|US20130045413 *||Feb 21, 2013||Hon Hai Precision Industry Co., Ltd.||Current collector and lithium ion battery|
|U.S. Classification||429/120, 205/347, 429/178, 429/66|
|International Classification||H01M6/18, H01M2/26, H01M2/22, H01M6/10, H01M10/50, H01M10/04|
|Cooperative Classification||H01M2/22, H01M10/647, H01M10/6556, H01M10/6554, H01M10/653, H01M10/6553, H01M10/613, H01M10/0413, H01M10/0431, H01M2/263, H01M2006/106, H01M6/181, H01M10/0436, H01M10/0468|
|European Classification||H01M10/50K10F, H01M10/50H4, H01M10/50K6, H01M10/50K10H, H01M10/50C2, H01M10/04B, H01M10/04L, H01M10/04F, H01M10/04D, H01M2/26C, H01M2/22|
|Dec 23, 2003||CC||Certificate of correction|
|Mar 2, 2004||CC||Certificate of correction|
|Oct 30, 2006||FPAY||Fee payment|
Year of fee payment: 4
|Sep 1, 2008||AS||Assignment|

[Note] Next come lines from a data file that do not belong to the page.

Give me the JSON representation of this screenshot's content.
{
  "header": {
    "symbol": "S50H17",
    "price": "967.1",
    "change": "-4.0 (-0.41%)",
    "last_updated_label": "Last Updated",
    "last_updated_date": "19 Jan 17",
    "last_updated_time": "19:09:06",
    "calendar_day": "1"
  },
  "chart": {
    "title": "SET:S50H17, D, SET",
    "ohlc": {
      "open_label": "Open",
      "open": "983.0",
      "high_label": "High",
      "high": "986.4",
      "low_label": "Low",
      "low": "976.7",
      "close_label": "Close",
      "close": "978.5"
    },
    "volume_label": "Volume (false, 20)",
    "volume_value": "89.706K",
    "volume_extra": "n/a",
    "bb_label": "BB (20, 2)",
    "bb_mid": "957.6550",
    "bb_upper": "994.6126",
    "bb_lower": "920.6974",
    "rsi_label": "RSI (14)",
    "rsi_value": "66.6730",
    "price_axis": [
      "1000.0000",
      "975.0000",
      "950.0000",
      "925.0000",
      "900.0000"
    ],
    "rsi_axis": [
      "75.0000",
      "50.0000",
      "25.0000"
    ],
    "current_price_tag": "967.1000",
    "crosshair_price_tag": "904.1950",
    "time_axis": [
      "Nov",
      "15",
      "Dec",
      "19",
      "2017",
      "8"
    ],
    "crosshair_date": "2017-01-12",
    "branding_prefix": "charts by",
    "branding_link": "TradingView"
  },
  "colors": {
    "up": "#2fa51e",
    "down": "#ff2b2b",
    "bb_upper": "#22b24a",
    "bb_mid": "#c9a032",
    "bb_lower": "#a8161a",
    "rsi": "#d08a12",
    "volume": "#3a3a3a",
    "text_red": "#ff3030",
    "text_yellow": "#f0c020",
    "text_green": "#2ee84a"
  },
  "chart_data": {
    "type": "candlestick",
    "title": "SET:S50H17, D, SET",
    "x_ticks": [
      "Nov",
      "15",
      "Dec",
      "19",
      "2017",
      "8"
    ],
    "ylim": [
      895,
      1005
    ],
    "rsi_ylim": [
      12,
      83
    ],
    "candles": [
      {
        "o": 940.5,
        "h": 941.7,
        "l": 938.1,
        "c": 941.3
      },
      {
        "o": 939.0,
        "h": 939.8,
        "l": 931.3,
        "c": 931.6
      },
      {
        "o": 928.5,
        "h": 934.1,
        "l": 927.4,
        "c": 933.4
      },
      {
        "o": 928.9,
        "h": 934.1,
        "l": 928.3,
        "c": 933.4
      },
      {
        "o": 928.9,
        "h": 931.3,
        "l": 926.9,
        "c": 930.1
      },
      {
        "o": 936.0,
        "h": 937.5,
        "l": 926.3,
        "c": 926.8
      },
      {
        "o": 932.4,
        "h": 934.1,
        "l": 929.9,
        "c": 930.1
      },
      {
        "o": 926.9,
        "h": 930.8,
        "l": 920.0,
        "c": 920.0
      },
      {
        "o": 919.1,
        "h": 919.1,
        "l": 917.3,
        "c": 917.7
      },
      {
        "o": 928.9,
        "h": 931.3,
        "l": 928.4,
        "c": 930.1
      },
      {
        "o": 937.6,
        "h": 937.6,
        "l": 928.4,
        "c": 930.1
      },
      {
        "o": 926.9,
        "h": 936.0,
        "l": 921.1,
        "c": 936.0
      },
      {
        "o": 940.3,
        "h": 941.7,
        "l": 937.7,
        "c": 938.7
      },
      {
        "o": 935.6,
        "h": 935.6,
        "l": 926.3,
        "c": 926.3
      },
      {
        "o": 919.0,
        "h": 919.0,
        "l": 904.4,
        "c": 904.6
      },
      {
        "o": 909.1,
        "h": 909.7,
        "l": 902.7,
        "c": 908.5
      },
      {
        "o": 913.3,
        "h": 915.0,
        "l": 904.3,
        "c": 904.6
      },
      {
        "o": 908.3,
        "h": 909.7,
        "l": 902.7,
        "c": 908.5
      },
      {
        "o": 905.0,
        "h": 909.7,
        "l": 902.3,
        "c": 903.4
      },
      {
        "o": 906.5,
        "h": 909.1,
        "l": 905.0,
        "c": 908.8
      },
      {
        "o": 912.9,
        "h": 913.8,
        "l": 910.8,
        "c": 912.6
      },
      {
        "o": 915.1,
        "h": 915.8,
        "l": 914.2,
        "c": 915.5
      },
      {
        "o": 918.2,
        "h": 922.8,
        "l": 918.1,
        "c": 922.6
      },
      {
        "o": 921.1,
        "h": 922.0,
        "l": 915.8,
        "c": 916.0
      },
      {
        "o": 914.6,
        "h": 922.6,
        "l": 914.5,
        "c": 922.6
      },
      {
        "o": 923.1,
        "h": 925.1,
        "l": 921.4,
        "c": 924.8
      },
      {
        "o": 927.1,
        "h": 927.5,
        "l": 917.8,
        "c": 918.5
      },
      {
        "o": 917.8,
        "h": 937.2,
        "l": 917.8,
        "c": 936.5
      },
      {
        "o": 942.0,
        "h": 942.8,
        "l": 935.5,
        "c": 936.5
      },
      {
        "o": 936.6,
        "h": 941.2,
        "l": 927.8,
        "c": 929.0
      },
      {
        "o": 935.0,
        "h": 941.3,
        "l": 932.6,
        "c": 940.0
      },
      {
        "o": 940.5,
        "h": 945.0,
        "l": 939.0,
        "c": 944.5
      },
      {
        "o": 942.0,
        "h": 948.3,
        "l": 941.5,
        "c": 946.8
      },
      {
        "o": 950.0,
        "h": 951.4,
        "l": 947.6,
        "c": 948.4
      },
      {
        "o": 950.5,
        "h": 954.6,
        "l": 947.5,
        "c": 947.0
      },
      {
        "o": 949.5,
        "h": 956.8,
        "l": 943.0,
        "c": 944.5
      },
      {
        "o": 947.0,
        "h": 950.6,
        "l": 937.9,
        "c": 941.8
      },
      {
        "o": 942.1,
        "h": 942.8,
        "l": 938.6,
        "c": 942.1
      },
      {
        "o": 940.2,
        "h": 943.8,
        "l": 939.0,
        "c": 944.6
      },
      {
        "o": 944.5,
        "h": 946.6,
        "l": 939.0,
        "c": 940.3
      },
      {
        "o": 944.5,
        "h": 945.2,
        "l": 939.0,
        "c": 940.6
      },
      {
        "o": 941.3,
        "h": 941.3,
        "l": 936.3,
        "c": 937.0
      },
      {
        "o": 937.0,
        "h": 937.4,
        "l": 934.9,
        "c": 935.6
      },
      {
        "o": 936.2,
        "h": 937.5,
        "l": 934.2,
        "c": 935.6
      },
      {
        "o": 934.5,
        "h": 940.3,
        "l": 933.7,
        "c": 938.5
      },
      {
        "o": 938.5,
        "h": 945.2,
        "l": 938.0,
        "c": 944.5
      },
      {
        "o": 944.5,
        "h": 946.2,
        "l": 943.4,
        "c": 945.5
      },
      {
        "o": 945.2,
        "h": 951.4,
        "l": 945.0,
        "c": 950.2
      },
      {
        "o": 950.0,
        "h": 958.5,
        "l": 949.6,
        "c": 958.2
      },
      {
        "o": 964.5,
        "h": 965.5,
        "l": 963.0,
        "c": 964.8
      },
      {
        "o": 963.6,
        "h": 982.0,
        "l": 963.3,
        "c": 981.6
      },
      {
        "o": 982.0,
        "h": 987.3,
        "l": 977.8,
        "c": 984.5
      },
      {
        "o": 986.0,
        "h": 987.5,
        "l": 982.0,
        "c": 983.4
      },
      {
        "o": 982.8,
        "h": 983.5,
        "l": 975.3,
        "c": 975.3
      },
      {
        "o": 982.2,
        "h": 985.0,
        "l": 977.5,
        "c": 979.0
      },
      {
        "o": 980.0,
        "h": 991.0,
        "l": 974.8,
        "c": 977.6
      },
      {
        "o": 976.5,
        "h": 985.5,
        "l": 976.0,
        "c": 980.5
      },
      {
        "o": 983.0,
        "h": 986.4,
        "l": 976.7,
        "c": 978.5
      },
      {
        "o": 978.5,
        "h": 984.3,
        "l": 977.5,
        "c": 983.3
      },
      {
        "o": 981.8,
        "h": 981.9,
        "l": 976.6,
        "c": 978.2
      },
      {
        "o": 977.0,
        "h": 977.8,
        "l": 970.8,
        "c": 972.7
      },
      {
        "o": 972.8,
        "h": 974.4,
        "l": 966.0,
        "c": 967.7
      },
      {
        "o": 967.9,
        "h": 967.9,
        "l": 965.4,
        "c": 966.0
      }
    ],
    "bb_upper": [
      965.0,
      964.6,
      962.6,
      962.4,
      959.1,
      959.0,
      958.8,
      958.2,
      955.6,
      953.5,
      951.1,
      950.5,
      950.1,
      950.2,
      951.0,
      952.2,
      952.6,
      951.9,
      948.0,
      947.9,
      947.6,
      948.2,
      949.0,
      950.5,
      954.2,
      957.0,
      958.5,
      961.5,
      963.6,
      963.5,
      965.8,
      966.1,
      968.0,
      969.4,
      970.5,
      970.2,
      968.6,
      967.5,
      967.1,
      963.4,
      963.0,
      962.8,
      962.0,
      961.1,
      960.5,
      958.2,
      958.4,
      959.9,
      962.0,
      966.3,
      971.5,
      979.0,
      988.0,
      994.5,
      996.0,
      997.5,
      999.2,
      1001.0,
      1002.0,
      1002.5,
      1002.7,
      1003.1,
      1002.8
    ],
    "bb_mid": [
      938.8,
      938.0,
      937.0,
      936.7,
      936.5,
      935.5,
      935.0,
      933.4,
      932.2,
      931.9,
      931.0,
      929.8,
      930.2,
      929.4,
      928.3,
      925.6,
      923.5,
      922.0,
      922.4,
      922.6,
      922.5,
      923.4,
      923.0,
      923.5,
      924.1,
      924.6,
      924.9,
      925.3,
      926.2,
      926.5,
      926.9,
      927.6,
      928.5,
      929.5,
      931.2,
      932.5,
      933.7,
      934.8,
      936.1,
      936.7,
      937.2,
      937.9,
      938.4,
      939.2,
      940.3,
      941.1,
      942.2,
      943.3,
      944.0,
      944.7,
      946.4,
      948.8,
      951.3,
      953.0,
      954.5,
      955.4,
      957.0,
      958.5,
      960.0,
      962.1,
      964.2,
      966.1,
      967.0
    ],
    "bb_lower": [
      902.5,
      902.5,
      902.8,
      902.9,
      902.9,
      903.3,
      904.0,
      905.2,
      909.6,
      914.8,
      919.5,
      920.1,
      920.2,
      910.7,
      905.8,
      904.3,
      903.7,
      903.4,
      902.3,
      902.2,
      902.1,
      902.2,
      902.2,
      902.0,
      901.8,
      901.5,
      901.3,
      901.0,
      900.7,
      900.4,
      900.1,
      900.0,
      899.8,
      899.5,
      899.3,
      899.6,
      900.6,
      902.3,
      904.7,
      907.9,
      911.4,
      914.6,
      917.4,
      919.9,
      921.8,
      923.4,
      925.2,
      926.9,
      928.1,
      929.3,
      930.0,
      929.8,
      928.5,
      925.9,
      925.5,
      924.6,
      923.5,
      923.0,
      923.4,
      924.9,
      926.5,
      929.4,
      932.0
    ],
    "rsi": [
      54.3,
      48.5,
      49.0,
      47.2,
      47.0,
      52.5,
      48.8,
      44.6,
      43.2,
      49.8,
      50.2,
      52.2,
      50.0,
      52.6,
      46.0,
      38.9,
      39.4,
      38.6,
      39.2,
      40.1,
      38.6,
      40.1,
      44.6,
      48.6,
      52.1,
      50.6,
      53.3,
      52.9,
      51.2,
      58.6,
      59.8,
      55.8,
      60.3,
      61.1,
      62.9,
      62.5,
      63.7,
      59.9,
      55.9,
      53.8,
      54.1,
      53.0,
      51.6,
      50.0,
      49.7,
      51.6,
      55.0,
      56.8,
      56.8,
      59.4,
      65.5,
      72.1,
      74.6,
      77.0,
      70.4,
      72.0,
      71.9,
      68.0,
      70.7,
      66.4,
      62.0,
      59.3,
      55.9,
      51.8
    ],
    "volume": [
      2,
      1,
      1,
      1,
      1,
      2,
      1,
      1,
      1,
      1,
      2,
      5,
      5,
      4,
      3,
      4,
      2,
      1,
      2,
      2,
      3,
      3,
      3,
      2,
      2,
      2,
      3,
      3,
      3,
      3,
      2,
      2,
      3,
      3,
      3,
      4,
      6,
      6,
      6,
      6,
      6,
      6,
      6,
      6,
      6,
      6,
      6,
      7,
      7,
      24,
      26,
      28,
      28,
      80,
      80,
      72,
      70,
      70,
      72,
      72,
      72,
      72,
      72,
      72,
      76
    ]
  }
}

Owner name: AVESTOR LIMITED PARTNERSHIP, CANADA
Free format text: ASSIGNMENT OF ASSIGNORS INTEREST;ASSIGNOR:HYDRO-QUEBEC;REEL/FRAME:021462/0276
Effective date: 20080605
|Sep 2, 2008||AS||Assignment|
Owner name: BATHIUM CANADA INC., CANADA
Free format text: ASSIGNMENT OF ASSIGNORS INTEREST;ASSIGNOR:AVESTOR LIMITED PARTNERSHIP;REEL/FRAME:021462/0307
Effective date: 20080604
|Oct 27, 2010||FPAY||Fee payment|
Year of fee payment: 8
|Oct 23, 2014||FPAY||Fee payment|
Year of fee payment: 12